Germania Township, Todd County, Minnesota

Germania Township is a township in Todd County, United States. The population was 474 at the 2000 census. Germania Township was organized in 1880, named for the steamship a German settler had arrived on; the 1917 Germania Hall is on the National Register of Historic Places. According to the United States Census Bureau, the township has a total area of 36.4 square miles, all of it land. As of the census of 2000, there were 474 people, 134 households, 116 families residing in the township; the population density was 13.0 people per square mile.

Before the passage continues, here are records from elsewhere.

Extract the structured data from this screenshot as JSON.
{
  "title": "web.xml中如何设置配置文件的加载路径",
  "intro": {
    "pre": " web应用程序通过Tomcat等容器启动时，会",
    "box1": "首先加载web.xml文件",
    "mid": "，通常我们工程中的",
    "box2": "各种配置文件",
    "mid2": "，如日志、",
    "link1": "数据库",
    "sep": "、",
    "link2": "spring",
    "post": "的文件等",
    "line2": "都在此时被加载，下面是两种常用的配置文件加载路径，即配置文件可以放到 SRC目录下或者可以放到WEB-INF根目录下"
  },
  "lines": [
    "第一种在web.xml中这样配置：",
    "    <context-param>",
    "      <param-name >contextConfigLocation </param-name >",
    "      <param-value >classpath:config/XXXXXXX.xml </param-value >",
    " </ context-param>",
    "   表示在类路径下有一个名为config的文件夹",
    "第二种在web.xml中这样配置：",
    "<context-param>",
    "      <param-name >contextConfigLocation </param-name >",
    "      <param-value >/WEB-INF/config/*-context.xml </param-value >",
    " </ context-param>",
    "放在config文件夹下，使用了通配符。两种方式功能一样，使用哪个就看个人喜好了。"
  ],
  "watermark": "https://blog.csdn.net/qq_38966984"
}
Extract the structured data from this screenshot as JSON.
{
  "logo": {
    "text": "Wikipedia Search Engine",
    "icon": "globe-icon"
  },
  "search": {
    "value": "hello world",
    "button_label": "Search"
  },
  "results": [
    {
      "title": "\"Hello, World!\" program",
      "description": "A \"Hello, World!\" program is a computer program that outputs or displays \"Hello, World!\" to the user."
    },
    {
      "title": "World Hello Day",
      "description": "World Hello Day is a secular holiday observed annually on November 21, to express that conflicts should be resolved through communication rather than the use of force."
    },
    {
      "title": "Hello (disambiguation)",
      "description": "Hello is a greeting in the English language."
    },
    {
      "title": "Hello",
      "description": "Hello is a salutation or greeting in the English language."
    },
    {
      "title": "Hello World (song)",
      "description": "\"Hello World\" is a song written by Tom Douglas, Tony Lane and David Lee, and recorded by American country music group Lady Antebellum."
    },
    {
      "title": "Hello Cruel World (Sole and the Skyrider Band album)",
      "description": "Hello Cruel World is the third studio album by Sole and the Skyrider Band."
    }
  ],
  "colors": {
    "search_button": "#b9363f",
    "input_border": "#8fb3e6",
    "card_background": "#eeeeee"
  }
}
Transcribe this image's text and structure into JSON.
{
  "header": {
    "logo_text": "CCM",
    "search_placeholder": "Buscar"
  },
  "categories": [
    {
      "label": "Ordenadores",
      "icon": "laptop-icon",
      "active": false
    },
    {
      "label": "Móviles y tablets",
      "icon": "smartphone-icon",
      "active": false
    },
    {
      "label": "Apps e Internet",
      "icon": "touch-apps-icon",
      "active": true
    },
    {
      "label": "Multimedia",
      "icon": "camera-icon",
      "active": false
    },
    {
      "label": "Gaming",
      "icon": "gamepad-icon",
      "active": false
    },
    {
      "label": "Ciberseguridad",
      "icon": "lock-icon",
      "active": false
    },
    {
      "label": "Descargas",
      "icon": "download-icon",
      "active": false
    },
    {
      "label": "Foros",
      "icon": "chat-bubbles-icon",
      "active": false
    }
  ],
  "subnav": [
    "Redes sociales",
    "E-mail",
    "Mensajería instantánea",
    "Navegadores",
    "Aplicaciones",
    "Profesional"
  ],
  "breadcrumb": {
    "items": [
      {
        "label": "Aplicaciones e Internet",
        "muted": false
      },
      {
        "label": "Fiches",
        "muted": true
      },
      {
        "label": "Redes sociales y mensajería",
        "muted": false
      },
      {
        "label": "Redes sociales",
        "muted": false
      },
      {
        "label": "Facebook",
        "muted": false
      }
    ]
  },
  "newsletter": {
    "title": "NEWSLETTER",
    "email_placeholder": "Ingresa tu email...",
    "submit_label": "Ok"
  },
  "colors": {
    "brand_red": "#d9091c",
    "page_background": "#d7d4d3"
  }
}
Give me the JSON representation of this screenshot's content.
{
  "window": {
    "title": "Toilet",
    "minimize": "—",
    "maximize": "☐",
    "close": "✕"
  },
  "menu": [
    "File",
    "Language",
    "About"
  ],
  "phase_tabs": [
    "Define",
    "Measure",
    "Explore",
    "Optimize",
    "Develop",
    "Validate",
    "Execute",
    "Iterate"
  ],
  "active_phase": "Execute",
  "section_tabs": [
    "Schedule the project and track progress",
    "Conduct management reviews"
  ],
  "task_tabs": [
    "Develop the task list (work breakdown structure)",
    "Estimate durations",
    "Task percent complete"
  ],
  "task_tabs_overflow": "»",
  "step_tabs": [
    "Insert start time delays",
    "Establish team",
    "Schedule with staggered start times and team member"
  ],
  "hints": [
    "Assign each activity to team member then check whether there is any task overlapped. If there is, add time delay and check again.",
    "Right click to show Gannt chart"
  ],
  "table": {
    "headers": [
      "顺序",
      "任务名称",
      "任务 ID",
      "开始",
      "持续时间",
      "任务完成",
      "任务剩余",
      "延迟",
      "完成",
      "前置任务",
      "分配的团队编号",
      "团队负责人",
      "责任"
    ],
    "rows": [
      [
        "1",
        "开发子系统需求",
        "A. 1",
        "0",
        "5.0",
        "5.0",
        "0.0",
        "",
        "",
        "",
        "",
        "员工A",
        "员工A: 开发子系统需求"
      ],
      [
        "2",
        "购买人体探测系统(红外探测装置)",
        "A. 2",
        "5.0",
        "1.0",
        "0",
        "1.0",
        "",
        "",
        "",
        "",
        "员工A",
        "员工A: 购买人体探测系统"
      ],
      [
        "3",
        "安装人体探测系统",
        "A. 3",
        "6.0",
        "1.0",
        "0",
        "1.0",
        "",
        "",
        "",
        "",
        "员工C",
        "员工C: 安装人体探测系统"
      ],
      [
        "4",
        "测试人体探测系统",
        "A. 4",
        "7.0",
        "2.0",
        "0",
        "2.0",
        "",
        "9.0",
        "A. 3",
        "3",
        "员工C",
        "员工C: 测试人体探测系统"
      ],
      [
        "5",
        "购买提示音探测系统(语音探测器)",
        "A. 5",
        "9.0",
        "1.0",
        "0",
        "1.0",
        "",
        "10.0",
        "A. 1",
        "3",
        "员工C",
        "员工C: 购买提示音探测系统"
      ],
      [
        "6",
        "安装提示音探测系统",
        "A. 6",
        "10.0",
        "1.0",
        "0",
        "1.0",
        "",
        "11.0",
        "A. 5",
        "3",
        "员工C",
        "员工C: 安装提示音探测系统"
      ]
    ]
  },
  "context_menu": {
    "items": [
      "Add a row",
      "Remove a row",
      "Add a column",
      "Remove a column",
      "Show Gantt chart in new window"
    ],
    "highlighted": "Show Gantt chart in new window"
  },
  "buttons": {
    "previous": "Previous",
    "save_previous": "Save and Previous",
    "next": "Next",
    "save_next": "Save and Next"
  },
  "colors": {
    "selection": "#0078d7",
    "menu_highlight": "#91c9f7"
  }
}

There were 151 housing units at an average density of 4.1/sq mi. The racial makeup of the township was 98.73% White, 0.21% African American, 0.42% Native American, 0.21% Asian, 0.42% from two or more races. Hispanic or Latino of any race were 1.69% of the population. There were 134 households out of which 44.8% had children under the age of 18 living with them, 86.6% were married couples living together, 13.4% were non-families. 11.9% of all households were made up of individuals and 6.0% had someone living alone, 65 years of age or older.

The average household size was 3.54 and the average family size was 3.82. In the township the population was spread out with 37.8% under the age of 18, 8.0% from 18 to 24, 21.9% from 25 to 44, 21.7% from 45 to 64, 10.5% who were 65 years of age or older. The median age was 30 years. For every 100 females, there were 100.8 males. For every 100 females age 18 and over, there were 110.7 males. The median income for a household in the township was $35,227, the median income for a family was $37,250. Males had a median income of $29,500 versus $19,500 for females; the per capita income for the township was $10,133. About 14.0% of families and 18.4% of the population were below the poverty line, including 22.7% of those under age 18 and 18.2% of those age 65 or over

Netzwerk (Falls Like Rain)

"Netzwerk" is a song by Austrian electronic music duo Klangkarussell. It was released digitally on 9 May 2014 on 24 August 2014 in the United Kingdom; the song charted at number 27 in Austria. After a month of charting, it has peaked at number 7, it has charted in Belgium, France and Switzerland. The song was written by Tobias Rieser, Adrian Held, Salif Keita, Tom Havelock, produced by Klangkarussell, co-produced by German musician Jochen Schmalbach, it was an unreleased track from 2012 titled "Netzwerk". It was reworked in 2014 with vocals by songwriter Tom Cane; the song features a brief sample from the song "Madan" by Salif Keita. The song is featured as the title track and second single of Netzwerk. A music video to accompany the release of "Netzwerk" was first released onto YouTube on 9 May 2014 at a total length of three minutes and fifty-nine seconds; as of March 2016 it has received more than 7 million views. The video was filmed in Belgrade, Serbia, it features Ukrainian daredevil Mustang Wanted.

10" vinylSide ANetzwerk NetzwerkSide BNetzwerk